Tag Archives: Grace Paley

Happy birthday, dad

My father’s birthday is today. Some years ago, Grace Paley wrote a poem describing what her father was like when he was the same age as my father is now. I discovered that by changing a few words, and adding a few words, the poem applies pretty well to my own father (at least, before January 20 of this year):


My father said
          how will they get out of it
          they should be sorry they got in

My father says
          how will they get out
          Cheney Bush    the whole bunch
          they don’t know how

goddammit he says
          I’d give anything to see it
          they went in over their heads

he says
          greed    greed    time
          nothing is happening fast enough


What are the changed words, you ask? I’ll let you look up the poem yourself, in Paley’s book Leaning Forward (Penobscot, Maine: Granite Press, 1985), p. 69. Hint: Paley’s poem was written c. 1970; the political leaders of that time were more aware of their errors in judgment than are Cheney and Bush.

Grace Paley

Mother’s Day sermons can get pretty saccharin, so this year when I was looking for readings for Mother’s Day, I turned to Grace Paley. No one could write about motherhood with less sentimentality, or with more humanity, than Grace Paley. Nobody could write about people with such a depth of humanity. I love her stories. Nothing happens in them, but they sound like real life to me. The characters are people I know, and they do things I can imagine doing myself. I can’t think of any other short story writer whom I like as much.

She died on Wednesday, at age 84. She called herself a “somewhat combative pacifist and cooperative anarchist.” If there were an afterlife (which she and I doubt very much), she would organize protests in the afterlife, just as her characters organize protests and political action in her stories….

A group of mothers from our neighborhood went downtown to the Board of Estimate Hearing and sang a song. They had contributed the facts and the tunes, but the idea for that kind of political action came from the clever head of a media man floating on the ebbtide of our lower west side culture because of the housing shortage. He was from the far middle plains and loved our well-known tribal organization. He said it was the coming thing. Oh, how he loved our old moldy pot New York.

…The first mother stood up… when the clerk called her name. She smiled, said excuse me, jammed past the knees of her neighbors and walked proudly down the aisle of the hearing room. Then she sang, according to some sad melody learned in her mother’s kitchen, the following lament requesting better playground facilities….

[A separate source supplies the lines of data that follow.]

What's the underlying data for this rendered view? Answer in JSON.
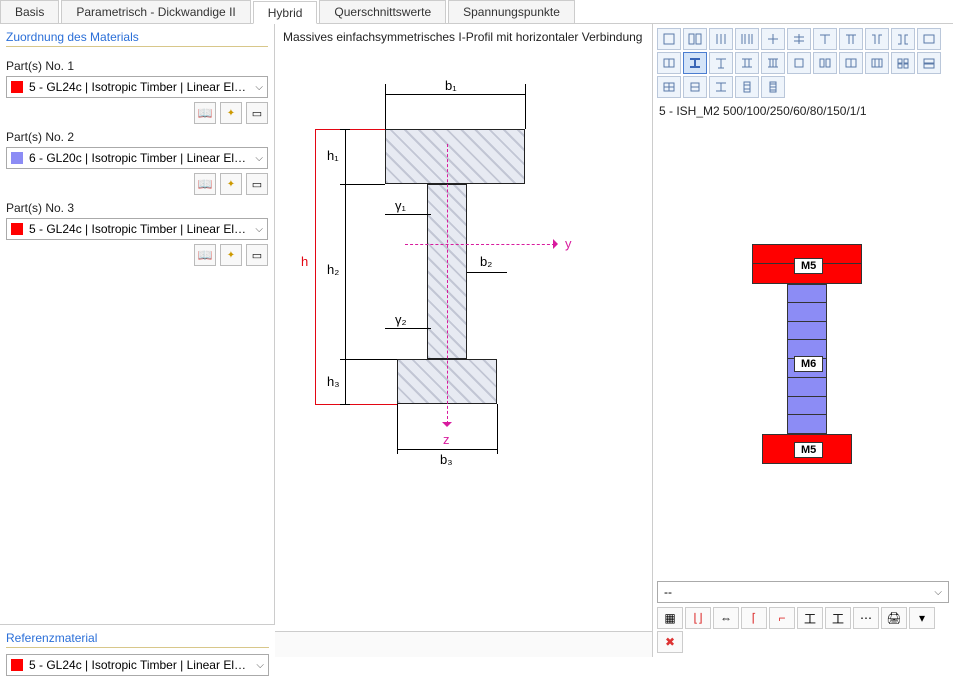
{
  "tabs": [
    "Basis",
    "Parametrisch - Dickwandige II",
    "Hybrid",
    "Querschnittswerte",
    "Spannungspunkte"
  ],
  "active_tab": "Hybrid",
  "left": {
    "title": "Zuordnung des Materials",
    "parts": [
      {
        "label": "Part(s) No. 1",
        "material": "5 - GL24c | Isotropic Timber | Linear Elast...",
        "color": "#ff0000"
      },
      {
        "label": "Part(s) No. 2",
        "material": "6 - GL20c | Isotropic Timber | Linear Elast...",
        "color": "#8c8cf5"
      },
      {
        "label": "Part(s) No. 3",
        "material": "5 - GL24c | Isotropic Timber | Linear Elast...",
        "color": "#ff0000"
      }
    ],
    "ref_title": "Referenzmaterial",
    "ref_material": "5 - GL24c | Isotropic Timber | Linear Elast...",
    "ref_color": "#ff0000"
  },
  "center": {
    "title": "Massives einfachsymmetrisches I-Profil mit horizontaler Verbindung",
    "dims": {
      "b1": "b₁",
      "b2": "b₂",
      "b3": "b₃",
      "h": "h",
      "h1": "h₁",
      "h2": "h₂",
      "h3": "h₃",
      "g1": "γ₁",
      "g2": "γ₂",
      "y": "y",
      "z": "z"
    }
  },
  "right": {
    "section_name": "5 - ISH_M2 500/100/250/60/80/150/1/1",
    "labels": {
      "top": "M5",
      "mid": "M6",
      "bot": "M5"
    },
    "dropdown_value": "--",
    "colors": {
      "flange": "#ff0000",
      "web": "#8c8cf5"
    }
  },
  "chart_data": {
    "type": "diagram",
    "profile": "I-section solid single-symmetric with horizontal connection",
    "parameters": [
      "b1",
      "b2",
      "b3",
      "h",
      "h1",
      "h2",
      "h3",
      "γ1",
      "γ2"
    ],
    "axes": [
      "y",
      "z"
    ],
    "preview_section": {
      "name": "ISH_M2 500/100/250/60/80/150/1/1",
      "parts": [
        {
          "id": "top-flange",
          "material": "M5",
          "color": "#ff0000"
        },
        {
          "id": "web",
          "material": "M6",
          "color": "#8c8cf5"
        },
        {
          "id": "bottom-flange",
          "material": "M5",
          "color": "#ff0000"
        }
      ]
    }
  }
}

will someone please put a high fence up
around the children’s playground
they are playing a game and have only
one more year of childhood. won’t the city come…
to keep the bums and
the tramps out of the yard they are too
little now to have the old men … feeling their
knees … can’t the cardinal
keep all these creeps out

She bowed her head and stepped back modestly to allow the recitative for which all the women rose, wherever in the hearing room they happened to be. They said a lovely statement in chorus:

The junkies with smiles can be stopped by intelligent reorganization of government functions….

from Grace Paley’s story “Politics”

The best way to remember Grace Paley would be to engage in that kind of cooperative creative political action, of a combatively pacifist nature.